But the plight of chimpanzees in laboratories was not catapulted into the public consciousness until 1986, when a group of animal liberationists broke into the NIH-funded SEMA laboratory (now BIOQUAL) in Rockville, Maryland, and documented the miserable living conditions of nearly 700 chimpanzees and other primates who were infected with illnesses including HIV (even though we’ve known since then that chimpanzees do not get sick from HIV and never develop AIDS), locked alone inside cages too small for them to stand or lie down properly and imprisoned in the building’s basement, where they suffered in loneliness and pain. What activists found at SEMA jump-started efforts to free chimpanzees from laboratories.
Dr. Jane Goodall described a subsequent visit to SEMA as “the worst experience of my life.” Over the next three decades, Dr. Goodall, PETA and other animal-protection groups campaigned vigorously to get approximately 1,000 chimpanzees out of laboratories (including BIOQUAL), organizing demonstrations, filing countless federal complaints, lobbying members of Congress, filing shareholder resolutions, criticizing the ineffectiveness of experiments on great apes and more.
A breakthrough came in 2011, when a landmark Institute of Medicine (IOM) report commissioned by the NIH at the behest of Congress concluded that experiments on chimpanzees — including those taking place at the time in which baby chimpanzees were infected with norovirus or hepatitis — are “unnecessary,” something that PETA and others had testified to during the IOM hearings and had been saying for decades.

As a result, the NIH suspended funding for new experiments on chimpanzees while it considered its next steps.
In 2013, NIH announced that it was cutting funding for virtually all experiments on chimpanzees and retiring 310 of the 360 chimpanzees it owned to sanctuaries.

The remaining 50 were allegedly being kept for some hypothetical, unknown future use, an ill-advised decision criticized by PETA and others.
Then, in September of this year, the U.S. Fish and Wildlife Service expanded “endangered” status to chimpanzees in laboratories, effectively banning invasive experiments on these highly endangered animals and ruling out NIH’s plan to potentially use chimpanzees again in the future.

This and NIH’s determination that there is a “complete absence of interest” in such experiments provided the impetus behind last week’s announcement that all the chimpanzees held by the agency would be retired to sanctuaries.
However, despite NIH’s pledges dating back to 2013, few chimpanzees have actually been transferred from laboratories to sanctuaries and many have died while waiting.
Some of these chimpanzees are just a few years old, while others have been imprisoned in laboratories for half a century.

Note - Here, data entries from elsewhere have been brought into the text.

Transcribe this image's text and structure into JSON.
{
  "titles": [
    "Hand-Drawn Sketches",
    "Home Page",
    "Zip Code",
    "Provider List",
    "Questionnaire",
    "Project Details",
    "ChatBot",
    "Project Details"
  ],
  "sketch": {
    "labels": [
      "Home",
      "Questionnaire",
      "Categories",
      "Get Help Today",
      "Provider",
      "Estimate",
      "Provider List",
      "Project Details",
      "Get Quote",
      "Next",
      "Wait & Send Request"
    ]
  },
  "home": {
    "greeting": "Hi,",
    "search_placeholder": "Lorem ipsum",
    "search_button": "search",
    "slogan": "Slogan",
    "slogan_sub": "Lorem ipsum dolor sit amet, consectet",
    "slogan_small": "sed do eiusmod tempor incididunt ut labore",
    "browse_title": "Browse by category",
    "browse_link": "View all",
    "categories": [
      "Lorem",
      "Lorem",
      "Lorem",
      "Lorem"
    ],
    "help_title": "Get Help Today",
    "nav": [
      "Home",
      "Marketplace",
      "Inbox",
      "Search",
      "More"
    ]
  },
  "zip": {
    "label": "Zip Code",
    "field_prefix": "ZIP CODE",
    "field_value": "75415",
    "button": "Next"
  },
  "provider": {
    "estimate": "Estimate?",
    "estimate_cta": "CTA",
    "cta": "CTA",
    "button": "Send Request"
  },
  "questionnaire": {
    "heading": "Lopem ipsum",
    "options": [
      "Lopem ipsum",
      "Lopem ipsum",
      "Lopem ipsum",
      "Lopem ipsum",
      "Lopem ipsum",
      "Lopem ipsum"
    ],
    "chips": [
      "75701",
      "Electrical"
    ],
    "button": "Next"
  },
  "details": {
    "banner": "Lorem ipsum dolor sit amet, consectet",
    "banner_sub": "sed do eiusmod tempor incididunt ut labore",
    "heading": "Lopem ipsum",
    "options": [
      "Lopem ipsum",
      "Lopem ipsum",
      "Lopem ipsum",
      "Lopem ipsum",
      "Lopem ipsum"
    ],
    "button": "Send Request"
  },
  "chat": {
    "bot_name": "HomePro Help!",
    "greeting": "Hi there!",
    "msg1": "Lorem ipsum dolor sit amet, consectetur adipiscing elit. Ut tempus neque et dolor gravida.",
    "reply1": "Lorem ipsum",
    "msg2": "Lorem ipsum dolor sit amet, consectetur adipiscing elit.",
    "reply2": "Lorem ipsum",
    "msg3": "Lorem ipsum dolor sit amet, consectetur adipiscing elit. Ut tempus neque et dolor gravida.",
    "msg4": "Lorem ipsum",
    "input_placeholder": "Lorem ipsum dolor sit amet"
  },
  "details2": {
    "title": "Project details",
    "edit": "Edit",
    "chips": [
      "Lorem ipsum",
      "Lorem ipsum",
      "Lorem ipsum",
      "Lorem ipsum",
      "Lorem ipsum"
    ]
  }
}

They all now have a chance to experience the peace and freedom of a sanctuary. NIH needs to act quickly to fulfill its promise before any more chimpanzees die waiting for the freedom that they’ve been promised.
Members of Congress who’ve been advocating for retiring the chimpanzee since the 1990s recognize the urgency of the situation, too. Right after the NIH announcement, representatives Sam Farr and Lucille Roybal-Allard wrote to NIH Director Francis S. Collins requesting that he immediately make financial arrangements for the promised retirements and provide specific details about NIH’s timeline and strategy for transferring all federally owned chimpanzees from laboratories to sanctuaries.
As Jane Goodall has said, “If we do not do something to help these creatures, we make a mockery of the whole concept of justice.”

When holiday shopping always buy hand cream, soaps, perfumes, shampoos NOT tested on animals!


ELF, Wet n Wild, Burt’s Bees, Tom’s of Maine, Physicians Formula, The Body Shop – ALL OF THEIR PRODUCTS: NOT TESTED ON ANIMALS! These companies’ cruelty-free holiday beauty goodies are available at Target, CVS, Walgreens.

Animal Rights has gone mainstream!

– R.T.